» **Aim of the task**
Go line by line through the data below, counting each one that has "clock", and give the final count only.

BEGIN Dataset entries

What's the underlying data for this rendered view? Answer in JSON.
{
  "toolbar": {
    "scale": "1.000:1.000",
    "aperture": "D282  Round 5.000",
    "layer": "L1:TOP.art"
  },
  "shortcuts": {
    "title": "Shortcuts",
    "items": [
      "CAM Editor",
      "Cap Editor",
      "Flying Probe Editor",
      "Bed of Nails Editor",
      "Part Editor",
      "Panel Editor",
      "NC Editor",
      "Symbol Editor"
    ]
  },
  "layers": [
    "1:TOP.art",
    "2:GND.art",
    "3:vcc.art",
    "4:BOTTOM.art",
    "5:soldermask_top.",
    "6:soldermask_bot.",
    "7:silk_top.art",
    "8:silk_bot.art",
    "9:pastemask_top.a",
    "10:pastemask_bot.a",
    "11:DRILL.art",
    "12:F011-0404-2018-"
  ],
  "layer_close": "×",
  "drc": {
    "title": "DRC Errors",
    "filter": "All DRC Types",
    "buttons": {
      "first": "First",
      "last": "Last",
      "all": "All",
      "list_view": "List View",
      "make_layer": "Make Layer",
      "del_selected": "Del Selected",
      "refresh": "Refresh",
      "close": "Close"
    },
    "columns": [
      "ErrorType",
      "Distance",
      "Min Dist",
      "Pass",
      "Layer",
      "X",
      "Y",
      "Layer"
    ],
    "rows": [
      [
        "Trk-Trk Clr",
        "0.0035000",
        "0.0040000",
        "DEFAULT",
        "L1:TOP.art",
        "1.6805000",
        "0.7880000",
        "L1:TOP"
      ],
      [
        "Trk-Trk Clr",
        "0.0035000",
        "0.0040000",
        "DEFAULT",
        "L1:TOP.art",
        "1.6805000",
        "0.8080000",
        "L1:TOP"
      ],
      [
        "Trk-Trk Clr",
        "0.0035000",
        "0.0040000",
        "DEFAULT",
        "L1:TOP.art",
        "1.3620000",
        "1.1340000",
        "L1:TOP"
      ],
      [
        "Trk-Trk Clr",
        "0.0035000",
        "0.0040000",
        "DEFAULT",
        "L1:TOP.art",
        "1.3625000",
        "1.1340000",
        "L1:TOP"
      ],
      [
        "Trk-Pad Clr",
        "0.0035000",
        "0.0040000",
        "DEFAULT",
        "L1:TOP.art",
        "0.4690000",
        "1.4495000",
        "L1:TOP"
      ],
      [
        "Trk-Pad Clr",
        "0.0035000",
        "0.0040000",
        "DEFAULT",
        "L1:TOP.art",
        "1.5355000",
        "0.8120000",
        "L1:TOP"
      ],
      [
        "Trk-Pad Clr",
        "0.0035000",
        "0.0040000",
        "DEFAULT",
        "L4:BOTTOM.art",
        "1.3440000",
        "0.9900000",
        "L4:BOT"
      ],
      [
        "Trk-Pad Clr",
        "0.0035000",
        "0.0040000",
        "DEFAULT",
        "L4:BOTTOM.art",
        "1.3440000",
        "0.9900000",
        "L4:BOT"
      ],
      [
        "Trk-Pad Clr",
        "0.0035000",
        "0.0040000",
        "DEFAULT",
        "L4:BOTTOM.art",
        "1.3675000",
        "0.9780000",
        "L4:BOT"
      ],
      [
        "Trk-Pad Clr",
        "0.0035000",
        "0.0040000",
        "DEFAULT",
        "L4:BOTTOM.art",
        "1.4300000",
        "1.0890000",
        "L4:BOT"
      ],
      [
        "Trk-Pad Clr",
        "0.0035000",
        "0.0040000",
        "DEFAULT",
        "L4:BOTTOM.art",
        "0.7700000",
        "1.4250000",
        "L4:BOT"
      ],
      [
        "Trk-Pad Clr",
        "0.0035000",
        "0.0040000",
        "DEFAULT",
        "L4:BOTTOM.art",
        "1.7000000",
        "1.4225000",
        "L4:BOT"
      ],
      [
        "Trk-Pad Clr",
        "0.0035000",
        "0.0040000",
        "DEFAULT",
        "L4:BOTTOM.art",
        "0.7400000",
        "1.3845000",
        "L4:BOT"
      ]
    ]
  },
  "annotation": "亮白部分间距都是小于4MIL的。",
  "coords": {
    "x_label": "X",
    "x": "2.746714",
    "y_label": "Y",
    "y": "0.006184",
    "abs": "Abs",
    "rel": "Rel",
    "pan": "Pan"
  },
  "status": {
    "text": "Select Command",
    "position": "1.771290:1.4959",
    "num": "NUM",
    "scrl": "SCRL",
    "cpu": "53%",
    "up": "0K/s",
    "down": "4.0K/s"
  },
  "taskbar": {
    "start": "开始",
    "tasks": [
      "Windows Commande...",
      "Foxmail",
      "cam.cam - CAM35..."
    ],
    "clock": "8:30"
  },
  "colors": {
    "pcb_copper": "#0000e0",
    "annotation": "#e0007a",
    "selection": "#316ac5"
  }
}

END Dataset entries
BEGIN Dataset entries

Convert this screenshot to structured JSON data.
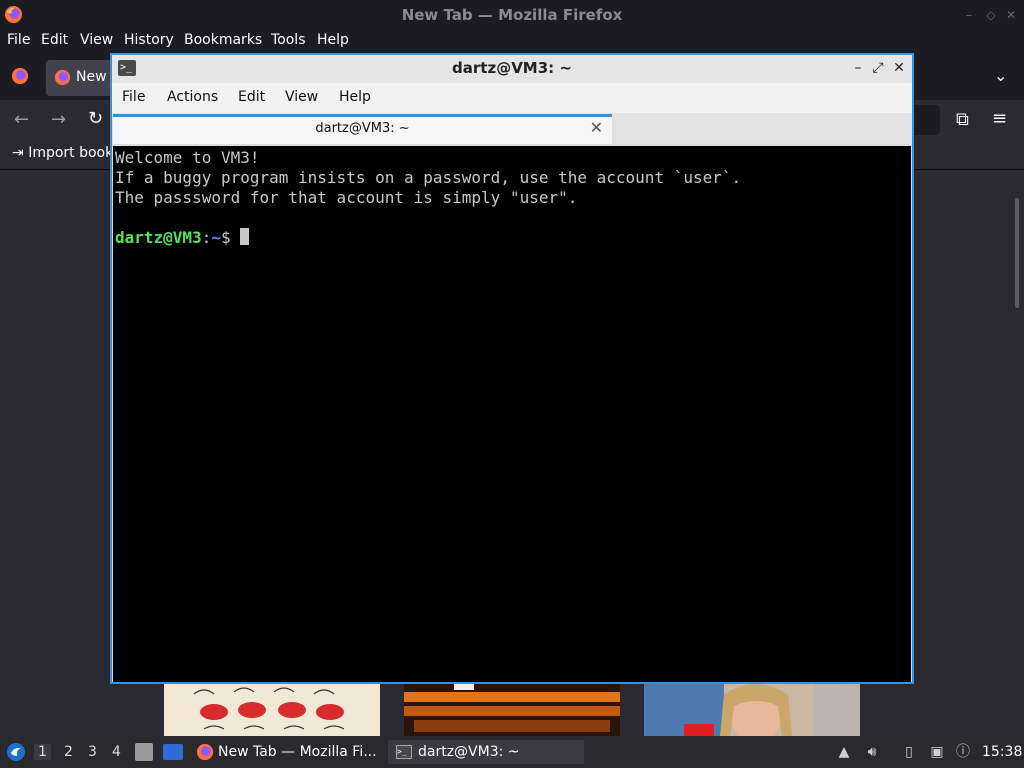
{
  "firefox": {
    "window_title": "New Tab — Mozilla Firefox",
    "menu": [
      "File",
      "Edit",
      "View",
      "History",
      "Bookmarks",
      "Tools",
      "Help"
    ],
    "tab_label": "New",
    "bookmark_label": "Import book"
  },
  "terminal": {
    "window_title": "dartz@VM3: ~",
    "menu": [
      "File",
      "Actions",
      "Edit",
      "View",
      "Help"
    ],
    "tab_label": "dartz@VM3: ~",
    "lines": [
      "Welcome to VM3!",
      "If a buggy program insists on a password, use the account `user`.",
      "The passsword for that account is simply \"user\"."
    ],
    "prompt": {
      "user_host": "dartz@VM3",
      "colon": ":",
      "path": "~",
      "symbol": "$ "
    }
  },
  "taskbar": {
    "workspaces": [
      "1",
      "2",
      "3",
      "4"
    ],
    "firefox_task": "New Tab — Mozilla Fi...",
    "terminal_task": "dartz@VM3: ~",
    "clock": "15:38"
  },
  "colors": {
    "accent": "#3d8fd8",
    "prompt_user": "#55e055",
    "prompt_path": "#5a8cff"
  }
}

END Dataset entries
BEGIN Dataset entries

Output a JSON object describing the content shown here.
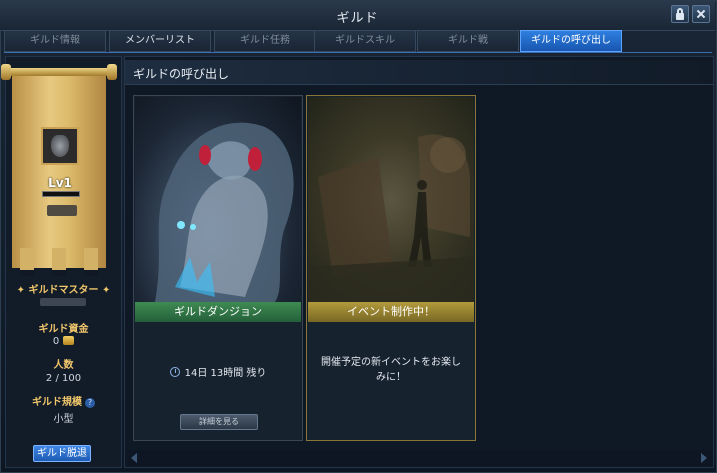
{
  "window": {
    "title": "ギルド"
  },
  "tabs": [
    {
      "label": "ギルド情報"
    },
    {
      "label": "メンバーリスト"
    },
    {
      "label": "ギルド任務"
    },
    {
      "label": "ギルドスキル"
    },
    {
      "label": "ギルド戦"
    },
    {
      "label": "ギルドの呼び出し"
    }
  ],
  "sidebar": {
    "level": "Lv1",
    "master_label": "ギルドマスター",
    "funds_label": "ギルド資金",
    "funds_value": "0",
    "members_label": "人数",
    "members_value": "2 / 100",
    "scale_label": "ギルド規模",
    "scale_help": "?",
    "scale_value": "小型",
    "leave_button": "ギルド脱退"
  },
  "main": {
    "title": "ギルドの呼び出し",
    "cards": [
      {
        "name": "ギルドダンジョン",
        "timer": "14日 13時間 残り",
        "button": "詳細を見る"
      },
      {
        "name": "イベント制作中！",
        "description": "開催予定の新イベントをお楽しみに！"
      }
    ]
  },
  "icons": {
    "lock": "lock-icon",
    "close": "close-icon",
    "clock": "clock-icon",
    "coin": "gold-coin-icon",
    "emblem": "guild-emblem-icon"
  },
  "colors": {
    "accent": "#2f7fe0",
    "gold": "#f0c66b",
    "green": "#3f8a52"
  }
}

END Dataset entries

» **Answer space**
3